Oxygen Therapy, How long can you live with oxygen saturation of 80

Oxygen therapy is the primary treatment for low oxygen saturation. It involves delivering supplemental oxygen to the body through various devices, such as nasal cannulas, face masks, or oxygen concentrators. Oxygen therapy aims to increase the partial pressure of oxygen in the blood, thereby improving oxygen delivery to tissues and organs.

Respiratory Support

In cases where oxygen therapy alone is insufficient, respiratory support may be necessary. This includes mechanical ventilation, which involves using a machine to assist or control breathing. Mechanical ventilation can help maintain adequate oxygen levels and prevent respiratory failure.

Addressing Underlying Medical Conditions

Identifying and treating the underlying medical conditions that contribute to low oxygen saturation is essential for long-term management. This may involve treating respiratory infections, managing chronic obstructive pulmonary disease (COPD), or addressing cardiovascular conditions that affect oxygen delivery.

Table: Oxygen Delivery Devices and Applications

The choice of oxygen delivery device depends on the patient’s needs and clinical condition. Here is a table comparing different devices and their applications:

DeviceApplication
Nasal CannulaLow-flow oxygen delivery, typically used for mild to moderate oxygen desaturation
Face MaskModerate-flow oxygen delivery, used for more severe oxygen desaturation
Oxygen ConcentratorContinuous oxygen delivery, used for patients with chronic oxygen needs
Mechanical VentilatorHigh-flow oxygen delivery and respiratory support, used for patients with severe respiratory distress

Prognosis and Long-Term Outcomes: How Long Can You Live With Oxygen Saturation Of 80

How long can you live with oxygen saturation of 80

Individuals with chronic low oxygen saturation face varying prognoses and long-term outcomes depending on the underlying cause and severity of their condition.
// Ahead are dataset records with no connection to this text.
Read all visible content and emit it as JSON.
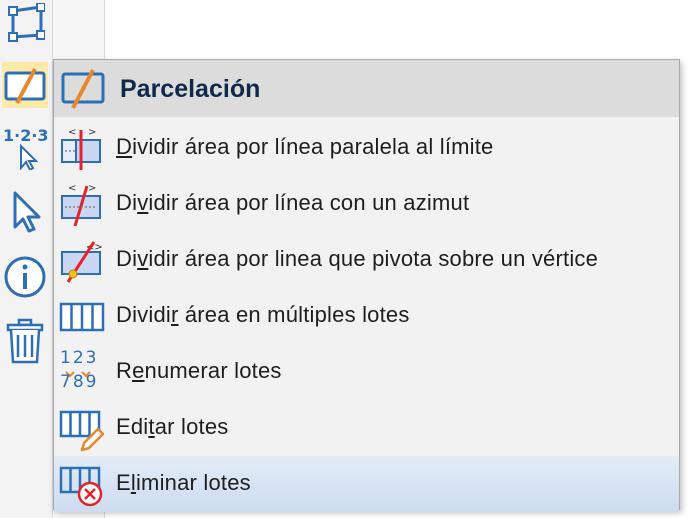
{
  "menu": {
    "title": "Parcelación",
    "items": [
      {
        "pre": "",
        "acc": "D",
        "post": "ividir área por línea paralela al límite",
        "icon": "divide-parallel-icon"
      },
      {
        "pre": "Di",
        "acc": "v",
        "post": "idir área por línea con un azimut",
        "icon": "divide-azimuth-icon"
      },
      {
        "pre": "Di",
        "acc": "v",
        "post": "idir área por linea que pivota sobre un vértice",
        "icon": "divide-pivot-icon"
      },
      {
        "pre": "Dividi",
        "acc": "r",
        "post": " área en múltiples lotes",
        "icon": "multiple-lots-icon"
      },
      {
        "pre": "R",
        "acc": "e",
        "post": "numerar lotes",
        "icon": "renumber-icon"
      },
      {
        "pre": "Edi",
        "acc": "t",
        "post": "ar lotes",
        "icon": "edit-lots-icon"
      },
      {
        "pre": "E",
        "acc": "l",
        "post": "iminar lotes",
        "icon": "delete-lots-icon"
      }
    ]
  },
  "toolbar": {
    "tools": [
      "polygon-icon",
      "parcel-icon",
      "renumber-select-icon",
      "pointer-icon",
      "info-icon",
      "trash-icon"
    ],
    "renumber_text": "1·2·3"
  },
  "renumber_icon": {
    "top": "123",
    "bottom": "789"
  },
  "colors": {
    "accent": "#2e6eb5",
    "orange": "#e8872c",
    "red": "#e8202a",
    "highlight": "#d6e3f3"
  }
}
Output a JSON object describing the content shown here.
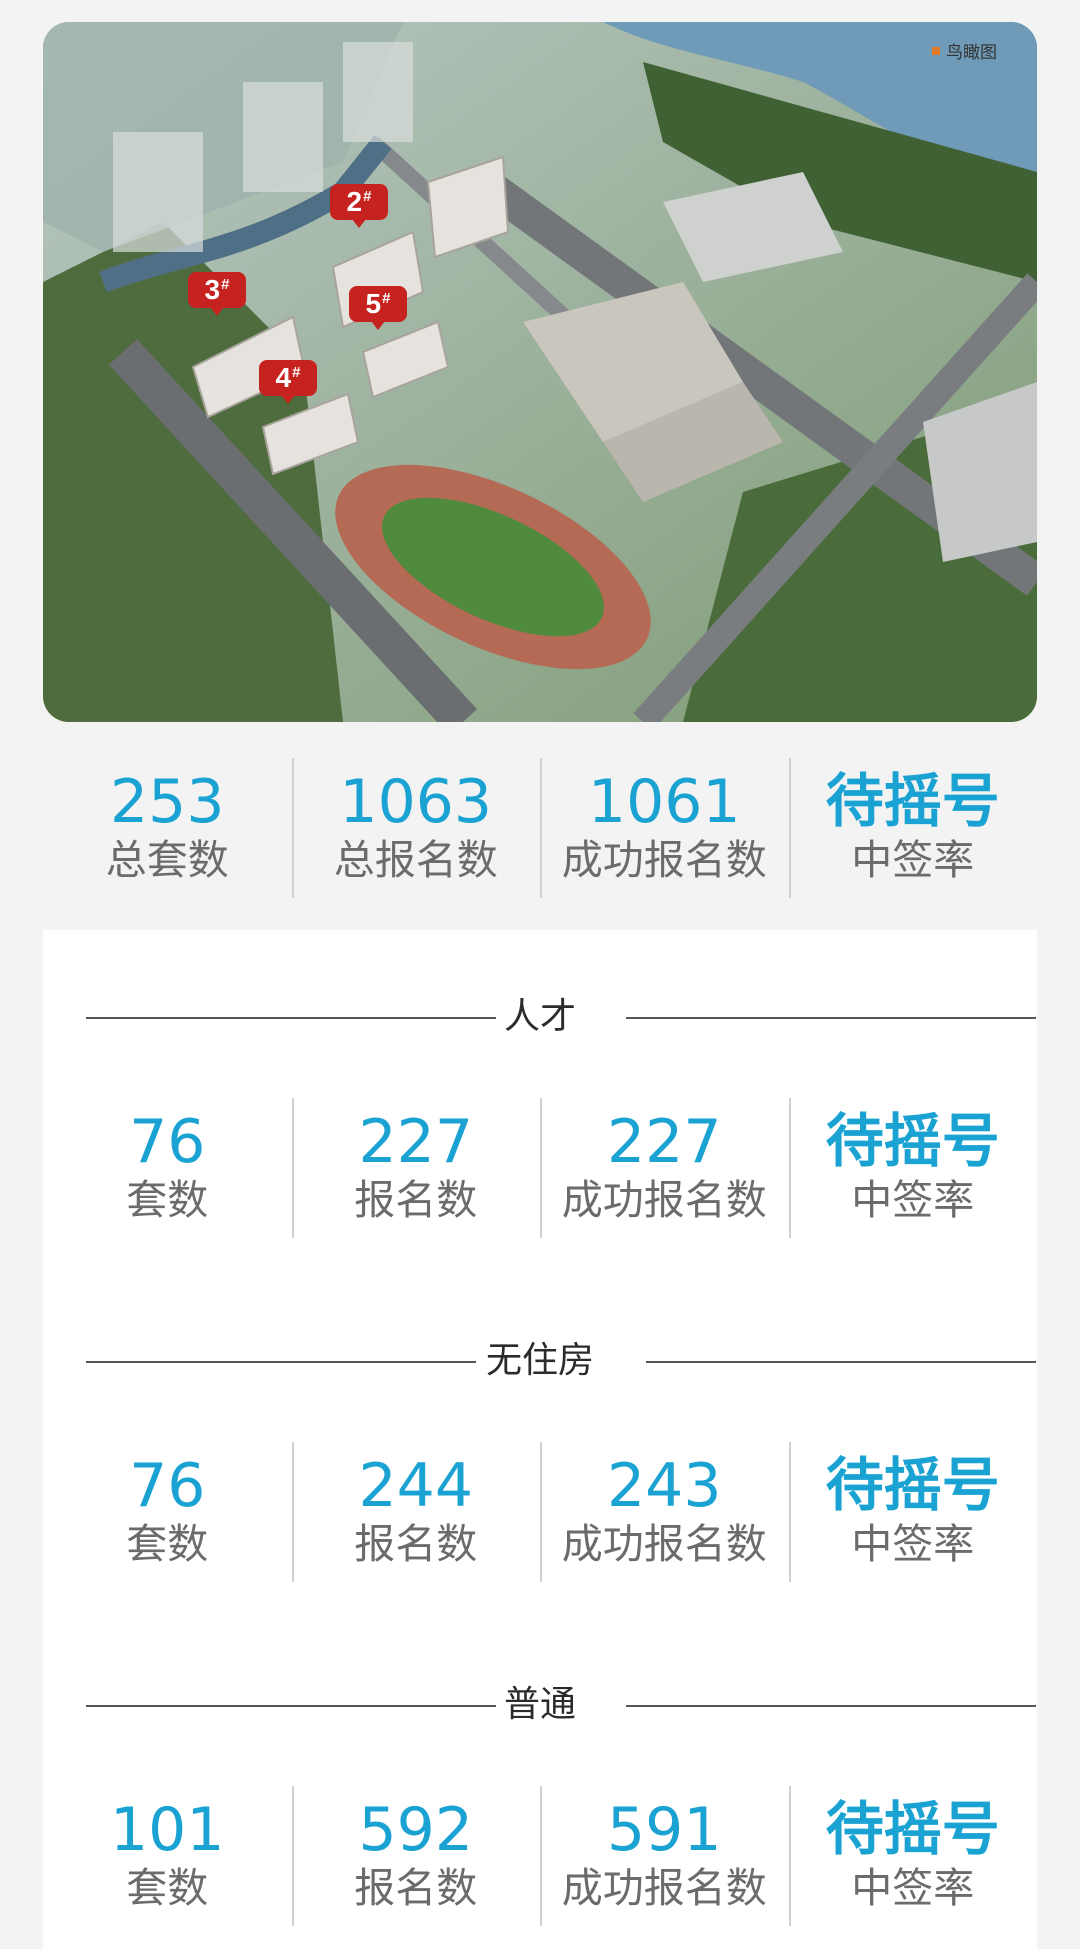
{
  "aerial": {
    "tag_label": "鸟瞰图",
    "building_marks": [
      "2#",
      "3#",
      "4#",
      "5#"
    ]
  },
  "summary": {
    "total_units": {
      "value": "253",
      "label": "总套数"
    },
    "total_signups": {
      "value": "1063",
      "label": "总报名数"
    },
    "successful_signups": {
      "value": "1061",
      "label": "成功报名数"
    },
    "win_rate": {
      "value": "待摇号",
      "label": "中签率"
    }
  },
  "sections": [
    {
      "title": "人才",
      "units": {
        "value": "76",
        "label": "套数"
      },
      "signups": {
        "value": "227",
        "label": "报名数"
      },
      "successful": {
        "value": "227",
        "label": "成功报名数"
      },
      "win_rate": {
        "value": "待摇号",
        "label": "中签率"
      }
    },
    {
      "title": "无住房",
      "units": {
        "value": "76",
        "label": "套数"
      },
      "signups": {
        "value": "244",
        "label": "报名数"
      },
      "successful": {
        "value": "243",
        "label": "成功报名数"
      },
      "win_rate": {
        "value": "待摇号",
        "label": "中签率"
      }
    },
    {
      "title": "普通",
      "units": {
        "value": "101",
        "label": "套数"
      },
      "signups": {
        "value": "592",
        "label": "报名数"
      },
      "successful": {
        "value": "591",
        "label": "成功报名数"
      },
      "win_rate": {
        "value": "待摇号",
        "label": "中签率"
      }
    }
  ],
  "colors": {
    "accent": "#1aa3d2",
    "label": "#6b6b6b",
    "marker": "#c6221f",
    "background": "#f3f3f4"
  }
}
Generally, the prognosis is better for individuals with mild to moderate low oxygen saturation than for those with severe or chronic low oxygen saturation.
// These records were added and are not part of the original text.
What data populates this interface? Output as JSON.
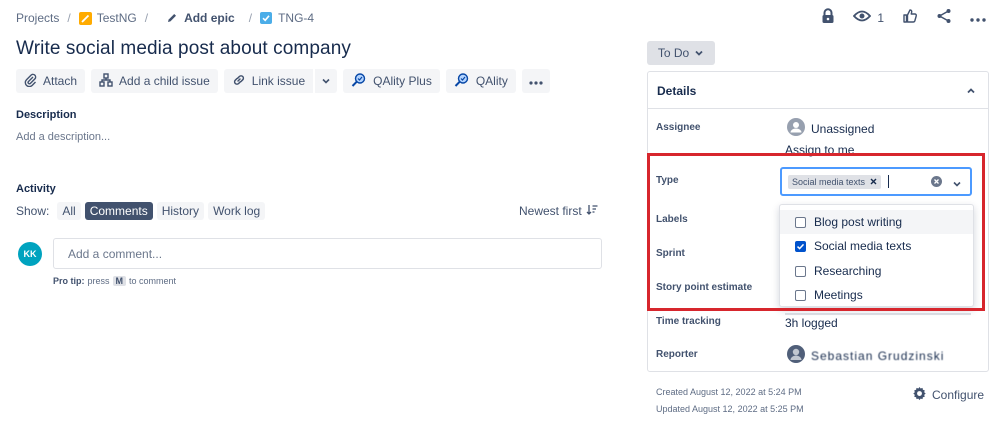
{
  "breadcrumb": {
    "projects": "Projects",
    "sep": "/",
    "project": "TestNG",
    "add_epic": "Add epic",
    "issue_key": "TNG-4"
  },
  "top_actions": {
    "watchers_count": "1"
  },
  "issue": {
    "title": "Write social media post about company"
  },
  "toolbar": {
    "attach": "Attach",
    "add_child": "Add a child issue",
    "link_issue": "Link issue",
    "qality_plus": "QAlity Plus",
    "qality": "QAlity"
  },
  "description": {
    "label": "Description",
    "placeholder": "Add a description..."
  },
  "activity": {
    "label": "Activity",
    "show_label": "Show:",
    "filters": [
      "All",
      "Comments",
      "History",
      "Work log"
    ],
    "active_filter": "Comments",
    "sort": "Newest first"
  },
  "comment": {
    "avatar_initials": "KK",
    "placeholder": "Add a comment...",
    "protip_prefix": "Pro tip:",
    "protip_press": "press",
    "protip_key": "M",
    "protip_suffix": "to comment"
  },
  "status": {
    "label": "To Do"
  },
  "details": {
    "header": "Details",
    "assignee_label": "Assignee",
    "assignee_value": "Unassigned",
    "assign_to_me": "Assign to me",
    "type_label": "Type",
    "type_tag": "Social media texts",
    "labels_label": "Labels",
    "sprint_label": "Sprint",
    "story_points_label": "Story point estimate",
    "time_tracking_label": "Time tracking",
    "time_tracking_value": "3h logged",
    "reporter_label": "Reporter",
    "reporter_value": "Sebastian Grudzinski"
  },
  "type_options": [
    {
      "label": "Blog post writing",
      "checked": false
    },
    {
      "label": "Social media texts",
      "checked": true
    },
    {
      "label": "Researching",
      "checked": false
    },
    {
      "label": "Meetings",
      "checked": false
    }
  ],
  "footer": {
    "created": "Created August 12, 2022 at 5:24 PM",
    "updated": "Updated August 12, 2022 at 5:25 PM",
    "configure": "Configure"
  },
  "colors": {
    "highlight": "#d7262d",
    "focus": "#4c9aff",
    "check": "#0052cc",
    "avatar": "#00a3bf"
  }
}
Factors Influencing Prognosis

Several factors can influence the severity and progression of low oxygen saturation, including:
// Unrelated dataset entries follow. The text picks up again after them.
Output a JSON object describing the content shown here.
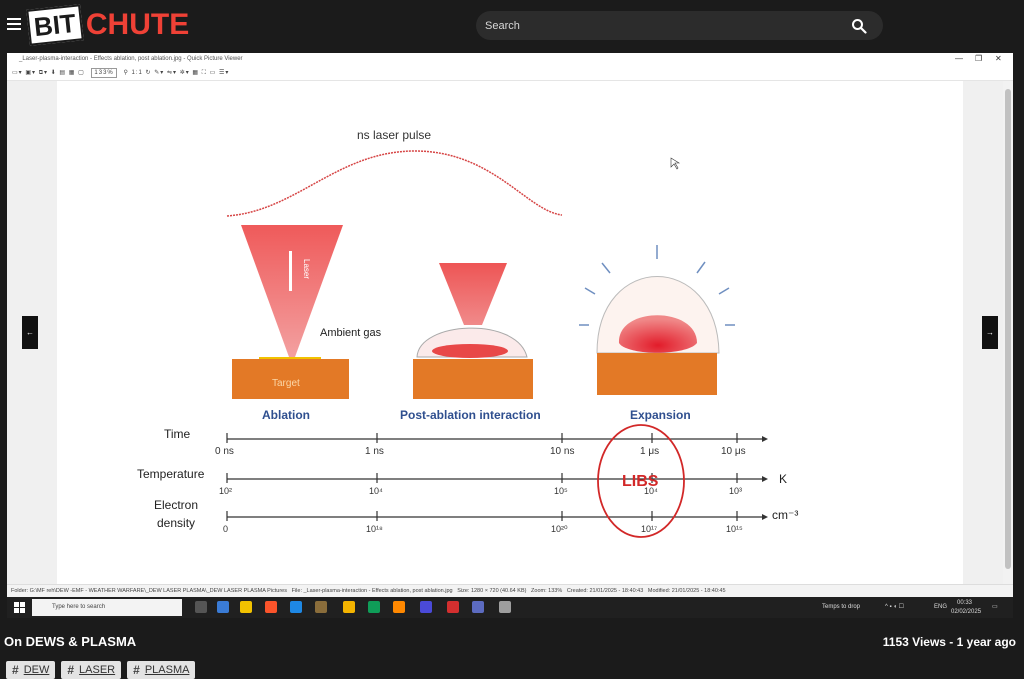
{
  "site": {
    "logo_bit": "BIT",
    "logo_chute": "CHUTE",
    "brand_color": "#ef4136"
  },
  "search": {
    "placeholder": "Search"
  },
  "viewer": {
    "title": "_Laser-plasma-interaction - Effects ablation, post ablation.jpg - Quick Picture Viewer",
    "zoom": "133%",
    "ratio": "1:1",
    "status_folder": "Folder: G:\\MF reh\\DEW -EMF - WEATHER WARFARE\\_DEW LASER PLASMA\\_DEW LASER PLASMA Pictures",
    "status_file": "File: _Laser-plasma-interaction - Effects ablation, post ablation.jpg",
    "status_size": "Size: 1280 × 720 (40.64 KB)",
    "status_zoom": "Zoom: 133%",
    "status_created": "Created: 21/01/2025 - 18:40:43",
    "status_modified": "Modified: 21/01/2025 - 18:40:45"
  },
  "diagram": {
    "pulse_label": "ns laser pulse",
    "laser_label": "Laser",
    "ambient_label": "Ambient gas",
    "target_label": "Target",
    "stage1": "Ablation",
    "stage2": "Post-ablation interaction",
    "stage3": "Expansion",
    "time_label": "Time",
    "temp_label": "Temperature",
    "density_label_1": "Electron",
    "density_label_2": "density",
    "time_ticks": [
      "0 ns",
      "1 ns",
      "10 ns",
      "1 μs",
      "10 μs"
    ],
    "temp_ticks": [
      "10²",
      "10⁴",
      "10⁵",
      "10⁴",
      "10³"
    ],
    "temp_unit": "K",
    "density_ticks": [
      "0",
      "10¹⁸",
      "10²⁰",
      "10¹⁷",
      "10¹⁵"
    ],
    "density_unit": "cm⁻³",
    "libs_label": "LIBS"
  },
  "taskbar": {
    "search_placeholder": "Type here to search",
    "weather": "Temps to drop",
    "lang": "ENG",
    "time": "00:33",
    "date": "02/02/2025"
  },
  "video": {
    "title": "On DEWS & PLASMA",
    "stats": "1153 Views - 1 year ago"
  },
  "tags": [
    "DEW",
    "LASER",
    "PLASMA"
  ]
}
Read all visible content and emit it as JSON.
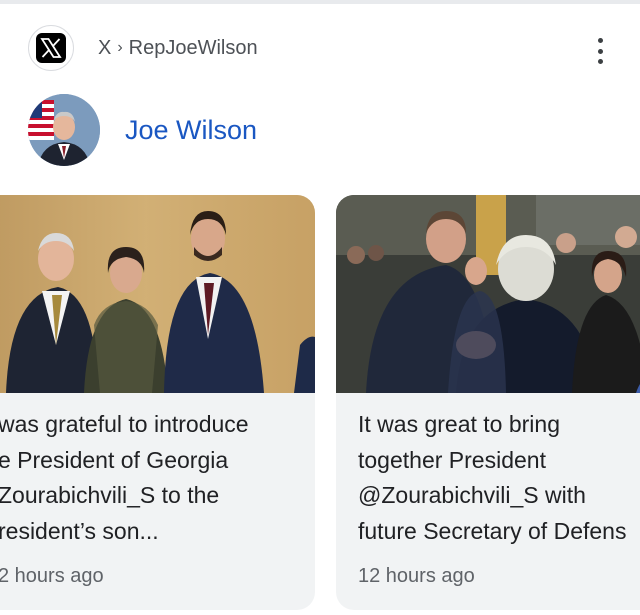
{
  "source": {
    "logo_icon": "x-logo-icon",
    "breadcrumb": {
      "site": "X",
      "separator": "›",
      "account": "RepJoeWilson"
    }
  },
  "profile": {
    "name": "Joe Wilson",
    "avatar_icon": "profile-avatar"
  },
  "menu_icon": "more-vertical-icon",
  "posts": [
    {
      "text_lines": [
        "was grateful to introduce",
        "e President of Georgia",
        "Zourabichvili_S to the",
        "resident’s son..."
      ],
      "time": "2 hours ago"
    },
    {
      "text_lines": [
        "It was great to bring",
        "together President",
        "@Zourabichvili_S with",
        "future Secretary of Defens"
      ],
      "time": "12 hours ago"
    }
  ],
  "colors": {
    "link_blue": "#1a57c2",
    "card_bg": "#f1f3f4",
    "text": "#202124",
    "muted": "#5f6368"
  }
}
  • The underlying cause of low oxygen saturation
  • The severity and duration of low oxygen saturation
  • The individual’s overall health and well-being
  • The presence of other medical conditions
  • The individual’s response to treatment

Individuals with chronic low oxygen saturation may experience a range of long-term complications, including:

  • Heart failure
  • Stroke
  • Chronic obstructive pulmonary disease (COPD)
  • Pulmonary hypertension
  • Cor pulmonale

Lifestyle Considerations for Low Oxygen Saturation

Managing low oxygen saturation involves adopting certain lifestyle modifications to improve overall health and well-being. These include:

Smoking cessation, regular exercise, and maintaining a healthy weight are crucial lifestyle changes that can significantly improve oxygen levels.

Smoking Cessation

  • Smoking damages the lungs and airways, reducing their ability to absorb oxygen.
  • Quitting smoking allows the lungs to heal and function more efficiently, leading to improved oxygen uptake.

Exercise

  • Regular exercise strengthens the heart and lungs, increasing their capacity to pump and circulate oxygen-rich blood.
  • Aerobic activities, such as brisk walking, running, or swimming, are particularly beneficial for improving oxygen levels.

Weight Management

  • Excess weight can put a strain on the heart and lungs, making it harder for them to deliver oxygen to the body.
  • Maintaining a healthy weight reduces the workload on the respiratory system, improving oxygen saturation.